It’s been enough to tick off nearly everyone. The latest Leger survey says that 72 per cent of Albertans are dissatisfied with their provincial government’s handling of the pandemic, far worse than any other province. Of the remainder, a dismal four per cent say they’re “very satisfied.” In other words, it’s easier to find Albertans who think the Keystone XL cancellation was a good thing than to find ones saying they love what Kenney’s done on the COVID file.
Only a small segment of Alberta may agitate for looser restrictions, but that is Kenney’s segment of Alberta. The heavily rural Conservative base. It much prefers his appeals to freedom, jobs and personal responsibility. “They’re far more willing to have things open up than worry about the health consequences,” says William Stevenson, a small-town accountant in Carstairs, and former UCP treasurer. In February, two backbench government MLAs defied Kenney by publicly joining an “end the lockdown” group. When Ontario Premier Doug Ford was faced with a member publicly criticizing restrictions, he promptly turfed the MPP from caucus for undermining health advice. Kenney, normally a heavily controlling leader, said he’ll tolerate a range of expressed views in his ranks.
The restoration of personal-trainer sessions and 10 p.m. last calls at the bar seems unlikely to mollify these Albertans. Yes, they were the ones who chafed hardest against lockdowns and restrictions. But they were also the ones who felt most betrayed to learn a cabinet minister, five backbenchers and some government aides had jetted off on Christmas vacations. They were no more pleased with Kenney, when his initial response was to publicly praise safe travel and urge support of Calgary-based WestJet rather than sanction those who ignored stay-home advice (that came via Facebook post three days later). He didn’t appreciate the anger fellow Conservatives felt, some supporters say.
These are also the voters who want him to move more quickly on Alberta-first, anti-Ottawa actions with which he has long tantalized his Trudeau-loathing base. His offerings include a referendum demanding equalization reform, and proposals to create Alberta’s own police force and pension plan—two pricey initiatives that find little favour except among ardent conservatives. But those conservatives truly lap them up. Expect him to find more red-meat morsels for his base this year, lest frustrated UCPers move to fledgling, quasi-separatist parties on the right, or reject him at a forthcoming leadership review. He can’t show them success on jobs, the economy or pipelines, so he has to do something.
“He’s got to have at least the appearance of listening to what the public wants, rather than just doing what he thinks is best,” Stevenson says. Such a disconnect, perceived or real, has proven the end of other premiers in Alberta’s last decade of political churn. One of the most politically experienced figures in Canadian leadership, Kenney has yet to prove he can rise to the demands of multi-crisis leadership, and his offerings of pre-crisis policy have been out of sync with public expectations in a new reality.
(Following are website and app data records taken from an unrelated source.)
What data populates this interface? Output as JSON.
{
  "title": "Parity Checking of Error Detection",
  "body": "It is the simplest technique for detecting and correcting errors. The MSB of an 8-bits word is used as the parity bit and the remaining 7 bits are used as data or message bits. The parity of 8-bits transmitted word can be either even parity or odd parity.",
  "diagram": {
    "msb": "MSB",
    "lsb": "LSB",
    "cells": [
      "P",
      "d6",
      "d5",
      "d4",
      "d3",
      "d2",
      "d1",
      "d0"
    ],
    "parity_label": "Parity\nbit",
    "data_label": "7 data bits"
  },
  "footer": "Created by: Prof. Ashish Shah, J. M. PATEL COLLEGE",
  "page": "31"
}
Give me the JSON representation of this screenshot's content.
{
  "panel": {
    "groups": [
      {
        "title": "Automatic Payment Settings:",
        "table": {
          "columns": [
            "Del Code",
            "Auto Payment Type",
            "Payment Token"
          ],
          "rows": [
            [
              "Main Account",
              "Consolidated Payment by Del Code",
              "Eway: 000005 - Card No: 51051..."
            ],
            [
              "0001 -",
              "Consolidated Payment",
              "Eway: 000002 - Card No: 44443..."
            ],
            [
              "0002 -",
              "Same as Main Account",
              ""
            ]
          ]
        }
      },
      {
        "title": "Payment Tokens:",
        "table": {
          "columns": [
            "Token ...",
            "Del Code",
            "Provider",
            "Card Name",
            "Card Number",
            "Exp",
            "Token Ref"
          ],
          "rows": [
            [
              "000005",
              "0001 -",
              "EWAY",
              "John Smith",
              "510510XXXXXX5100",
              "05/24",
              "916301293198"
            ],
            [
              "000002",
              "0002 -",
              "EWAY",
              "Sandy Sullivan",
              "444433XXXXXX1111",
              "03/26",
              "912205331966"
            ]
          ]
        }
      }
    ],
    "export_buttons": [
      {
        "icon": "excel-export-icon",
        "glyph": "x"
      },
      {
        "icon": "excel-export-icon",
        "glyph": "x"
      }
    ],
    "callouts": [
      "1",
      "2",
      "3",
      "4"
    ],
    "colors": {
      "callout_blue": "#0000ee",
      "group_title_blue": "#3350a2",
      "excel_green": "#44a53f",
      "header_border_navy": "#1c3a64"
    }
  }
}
He does, however, have the benefit of time before Alberta’s 2023 election—time to figure out how to balance his rural base’s demands with those of urban moderates, and bring the economic revival he’d promised, and manage a structural fiscal crisis without alienating everyone who relies on public services and salaries, and figure out a way forward for the energy economy, either through transition or steely resilience.
When he set off on his complicated quest to swoop in and unite two warring conservative parties and lead this united group to victory, political watchers’ refrain was: if anybody can do it, Jason Kenney can. With problems all around him, who’s saying that now?